The Biden administration yesterday issued new guidelines on religious activity in public schools.
Americans United hailed the move. AU President and CEO Rachel Laser said in a press statement, “As the administration reaffirms, public schools must be open and inclusive for students of every religion and none.”
This new guidance comes at an important time. Last year, the U.S. Supreme Court ruled in favor of a Washington state public school football coach who insisted he had a right to pray at the 50-yard-line after games, even though students were present.
Americans United, which defended the school district in the case, criticized the ruling as a blow to the church-state wall. But it’s important to remember that nothing in it allows teachers or other school personnel to coerce students to pray. Unfortunately, the ruling in Kennedy v. Bremerton School District is being distorted by Christian Nationalist groups that are promoting legislation in some states that forces religion into public schools in inappropriate ways. (The problem is especially acute in Texas.)
Of all the issues Americans United deals with, none is as fraught with misinformation and misunderstanding as this one. Truly voluntary prayer was never banned in public schools. Students have the right to pray in a private, non-disruptive way. They can also read religious books during their free time and, if their school allows student clubs, they can form and join religious clubs. But no student can be compelled, coerced or pressured into taking part in religious worship.
AU has resources
Americans United has some resources that set the record straight. This special issue of AU’s Church & State magazine covers the history of religion in public education and debunks common myths spread by Christian Nationalists.
AU’s Legal Department has produced three important guides that discuss the role of religion in public schools. Written in a user-friendly style, these “Know Your Rights” publications are aimed at students, parents and teachers.

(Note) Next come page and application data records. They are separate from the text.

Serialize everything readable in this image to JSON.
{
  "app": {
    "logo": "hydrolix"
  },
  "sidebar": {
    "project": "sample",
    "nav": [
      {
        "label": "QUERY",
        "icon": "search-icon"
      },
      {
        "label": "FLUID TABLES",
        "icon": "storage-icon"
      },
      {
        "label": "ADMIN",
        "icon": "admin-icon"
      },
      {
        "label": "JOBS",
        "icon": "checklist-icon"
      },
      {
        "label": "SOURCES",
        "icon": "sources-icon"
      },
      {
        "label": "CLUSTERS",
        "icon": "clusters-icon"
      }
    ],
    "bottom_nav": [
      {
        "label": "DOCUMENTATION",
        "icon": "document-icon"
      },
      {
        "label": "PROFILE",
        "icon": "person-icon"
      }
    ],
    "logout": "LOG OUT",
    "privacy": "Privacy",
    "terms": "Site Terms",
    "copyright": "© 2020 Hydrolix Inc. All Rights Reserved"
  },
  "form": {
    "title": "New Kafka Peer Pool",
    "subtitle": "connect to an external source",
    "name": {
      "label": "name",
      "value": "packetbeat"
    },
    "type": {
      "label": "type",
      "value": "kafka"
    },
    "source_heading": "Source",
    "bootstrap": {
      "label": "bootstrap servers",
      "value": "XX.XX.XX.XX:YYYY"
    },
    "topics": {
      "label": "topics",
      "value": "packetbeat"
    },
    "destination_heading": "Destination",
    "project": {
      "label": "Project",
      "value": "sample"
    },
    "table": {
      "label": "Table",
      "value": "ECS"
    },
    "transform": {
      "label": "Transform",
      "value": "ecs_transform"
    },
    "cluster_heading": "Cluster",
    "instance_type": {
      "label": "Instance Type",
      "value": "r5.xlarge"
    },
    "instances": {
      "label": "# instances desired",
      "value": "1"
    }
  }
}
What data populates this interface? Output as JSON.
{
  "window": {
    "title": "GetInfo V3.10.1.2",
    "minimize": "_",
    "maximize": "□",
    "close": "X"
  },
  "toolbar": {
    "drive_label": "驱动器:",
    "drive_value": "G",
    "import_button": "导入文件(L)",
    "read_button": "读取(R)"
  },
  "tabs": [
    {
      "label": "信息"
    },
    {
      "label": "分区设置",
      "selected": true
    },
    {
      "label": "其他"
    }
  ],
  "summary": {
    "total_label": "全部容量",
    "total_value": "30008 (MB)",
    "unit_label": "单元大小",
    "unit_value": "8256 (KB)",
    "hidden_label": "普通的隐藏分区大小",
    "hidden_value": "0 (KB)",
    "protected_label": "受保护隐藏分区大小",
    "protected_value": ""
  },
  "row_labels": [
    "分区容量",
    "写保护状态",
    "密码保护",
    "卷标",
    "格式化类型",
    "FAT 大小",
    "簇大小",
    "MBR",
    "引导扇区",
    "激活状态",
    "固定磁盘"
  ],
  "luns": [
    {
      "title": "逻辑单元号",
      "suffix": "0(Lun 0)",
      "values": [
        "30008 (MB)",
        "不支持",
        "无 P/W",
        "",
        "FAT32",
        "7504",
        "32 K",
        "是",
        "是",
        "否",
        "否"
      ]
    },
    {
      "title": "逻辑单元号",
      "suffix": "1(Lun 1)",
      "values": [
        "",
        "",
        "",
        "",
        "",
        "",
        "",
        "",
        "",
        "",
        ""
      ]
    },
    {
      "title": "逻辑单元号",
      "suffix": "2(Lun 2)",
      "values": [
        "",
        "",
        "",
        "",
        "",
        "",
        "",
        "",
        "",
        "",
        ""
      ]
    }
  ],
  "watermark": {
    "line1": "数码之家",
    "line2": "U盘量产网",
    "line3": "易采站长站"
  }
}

America’s public schools serve children from a variety of faith backgrounds and those who are nonreligious. Ensuring that our public schools remain focused on teaching, not preaching, has been central to AU’s mission for 76 years – and it always will be.